== Work task ==
Look for the word "icon" in the entries and copy each line where it appears.

[Exercise data — start]

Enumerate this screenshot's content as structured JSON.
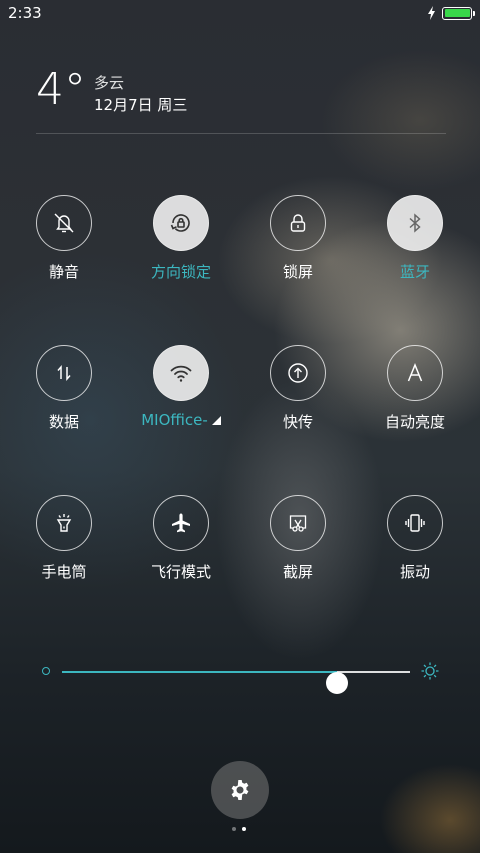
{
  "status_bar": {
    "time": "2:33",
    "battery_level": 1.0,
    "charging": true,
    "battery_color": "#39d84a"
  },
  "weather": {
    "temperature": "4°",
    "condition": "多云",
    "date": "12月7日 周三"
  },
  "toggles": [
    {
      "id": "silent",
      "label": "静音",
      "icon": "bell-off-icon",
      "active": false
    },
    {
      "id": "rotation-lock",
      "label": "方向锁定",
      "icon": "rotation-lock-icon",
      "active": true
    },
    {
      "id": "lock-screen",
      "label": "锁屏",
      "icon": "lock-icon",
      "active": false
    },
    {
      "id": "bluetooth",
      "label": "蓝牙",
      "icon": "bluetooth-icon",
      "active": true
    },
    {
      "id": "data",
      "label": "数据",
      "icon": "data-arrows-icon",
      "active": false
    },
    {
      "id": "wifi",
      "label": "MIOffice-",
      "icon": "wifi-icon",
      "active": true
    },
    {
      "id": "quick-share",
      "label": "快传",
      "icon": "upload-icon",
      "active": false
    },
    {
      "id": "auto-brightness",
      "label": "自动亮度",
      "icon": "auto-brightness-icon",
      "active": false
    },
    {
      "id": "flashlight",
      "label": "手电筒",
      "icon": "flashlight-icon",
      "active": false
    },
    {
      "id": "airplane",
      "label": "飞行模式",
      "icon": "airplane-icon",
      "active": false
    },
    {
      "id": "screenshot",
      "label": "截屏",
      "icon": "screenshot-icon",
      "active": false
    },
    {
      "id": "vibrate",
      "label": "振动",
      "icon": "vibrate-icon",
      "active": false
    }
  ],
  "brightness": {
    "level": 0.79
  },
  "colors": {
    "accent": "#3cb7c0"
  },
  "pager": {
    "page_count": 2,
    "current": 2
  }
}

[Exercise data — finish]
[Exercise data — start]

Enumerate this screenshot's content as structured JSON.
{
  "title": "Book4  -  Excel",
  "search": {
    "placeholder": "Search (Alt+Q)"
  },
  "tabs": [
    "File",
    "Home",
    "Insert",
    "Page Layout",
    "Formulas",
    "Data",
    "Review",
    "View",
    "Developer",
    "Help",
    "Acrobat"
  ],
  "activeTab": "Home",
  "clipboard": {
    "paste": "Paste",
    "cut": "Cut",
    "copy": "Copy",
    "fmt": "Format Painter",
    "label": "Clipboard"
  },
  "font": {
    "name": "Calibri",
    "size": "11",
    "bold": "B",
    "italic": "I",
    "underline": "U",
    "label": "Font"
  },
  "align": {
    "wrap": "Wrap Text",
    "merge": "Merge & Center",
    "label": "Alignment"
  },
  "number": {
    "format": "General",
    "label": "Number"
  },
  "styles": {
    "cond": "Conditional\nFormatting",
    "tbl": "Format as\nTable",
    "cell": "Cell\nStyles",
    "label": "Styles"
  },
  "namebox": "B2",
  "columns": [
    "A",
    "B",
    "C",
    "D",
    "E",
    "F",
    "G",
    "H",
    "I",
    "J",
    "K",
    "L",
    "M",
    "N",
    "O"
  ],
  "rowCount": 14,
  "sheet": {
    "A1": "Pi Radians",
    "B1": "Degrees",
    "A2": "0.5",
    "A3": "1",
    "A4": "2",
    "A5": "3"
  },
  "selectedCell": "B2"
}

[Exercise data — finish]

== Written reply ==
      "icon": "bell-off-icon",
      "icon": "rotation-lock-icon",
      "icon": "lock-icon",
      "icon": "bluetooth-icon",
      "icon": "data-arrows-icon",
      "icon": "wifi-icon",
      "icon": "upload-icon",
      "icon": "auto-brightness-icon",
      "icon": "flashlight-icon",
      "icon": "airplane-icon",
      "icon": "screenshot-icon",
      "icon": "vibrate-icon",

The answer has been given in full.